If you read any business blog, magazine or attend any kind of leadership course the topic of communication will come up time and time again. In staff surveys ‘communication’ is often cited as the biggest and most important issue. If you are a vendor or managed service provider (MSP), you almost certainly have to communicate complex information to your clients in sales presentations. If you’re a business analyst or project manager, you may need to present to inform and drive decisions (amongst many other things).
It’s important that we communicate well and avoid communication clashes. Every time we have the opportunity to present to our peers, to a customer or to others in our organisation we have the opportunity not merely to impart facts—but also to impress, persuade, communicate and entertain. We can inspire commitment and action. We can make an impression, enhance our reputation and build rapport by presenting well.
Yet so often we don’t. So often we take the easy way out. We uncover bullet point after bullet point, and find we’re back in that stuffy conference room at 5pm on a Friday. But all of this can be avoided!
There is no silver bullet, but spending time planning the presentation can help. The following steps can prove useful.
1. Start with “Why”: Purpose: Before even thinking about designing a presentation, be clear on the purpose. What two or three key messages do you want the audience to take away? What do you want the audience to feel, act or do differently after they have seen the presentation? What decisions do you need them to make?
2. Think of the audience: Having thought about what you are aiming to achieve or impart by running the presentation, now place yourselves in the audience’s shoes. What are they wanting to get out of it? Is that different from your objective? If so, how can we ensure that they get what they need too? How can you tailor the content so it will be punchy, concise, and meet their needs? What are the audiences communication preferences (do they prefer diagrams, or data)?
3. Design the ‘flow’: Before going anywhere near a piece of presentation software, consider the ‘flow’ of the presentation. What points will you make in which order? What is your ‘storyline’ through the presentation? What will your introduction, middle and end look like?

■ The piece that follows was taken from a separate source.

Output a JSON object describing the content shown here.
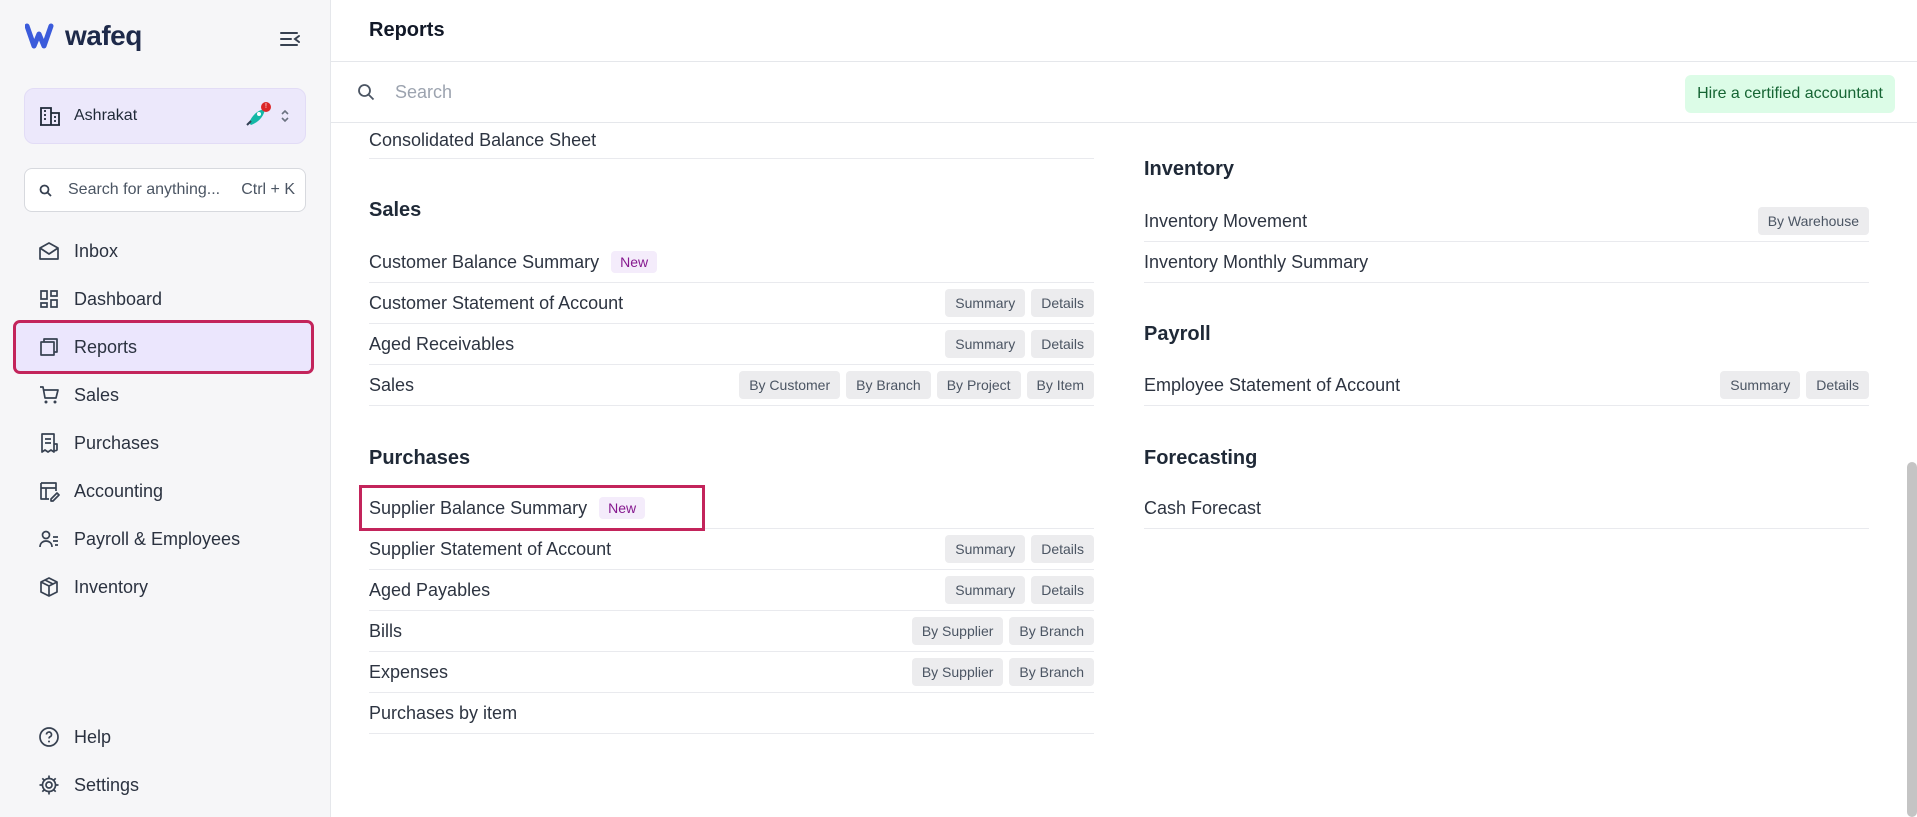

4. Visual aids: Once the presentation has a clear ‘flow’, consider whether you need slides. Often, in a business context, slides will be expected. Remember that slides are a visual aid they aren’t the totality of the presentation. Use text sparingly, and if further details is needed consider using handouts. You might also choose to use other visual aids (flipcharts/other ‘props’).
5. Rehearse: For complex and ‘high-stakes’ presentations, rehearsal is crucial. Time spent rehearsing is time invested wisely. Getting feedback from peers and ‘tweaking’ the presentation will make it better too.
6. Vocal variety: It is also worth considering how you will deliver the presentation. Often the temptation is to race through the presentation, at 1,000 miles an hour. Consider pitch, tone, volume – and add variety to highlight points. Use brief pauses in the presentation to give people the opportunity to digest complex information or conclusions.
7. Eye contact: Consider body language and eye contact. Maintaining good eye contact with the audience will help to draw them in—it will also ensure you can take a regular ‘temperature check’. If you see their eyes look heavy and sleepy, you may need to inject energy or inject some interaction!
There are many other aspects too—but the seven suggestions listed above certainly help.
So – let’s stop ‘death by bullet point’ today. Are you with me?
Do you have any suggestions or thoughts related to presentations? I’d love to hear from you – please add a comment below!
If you’ve enjoyed this article don’t forget to subscribe.
This post was brought to you by IBM for MSPs and opinions are my own. To read more on this topic, visit IBM’s PivotPoint. Dedicated to providing valuable insight from industry thought leaders, PivotPoint offers expertise to help you develop, differentiate and scale your business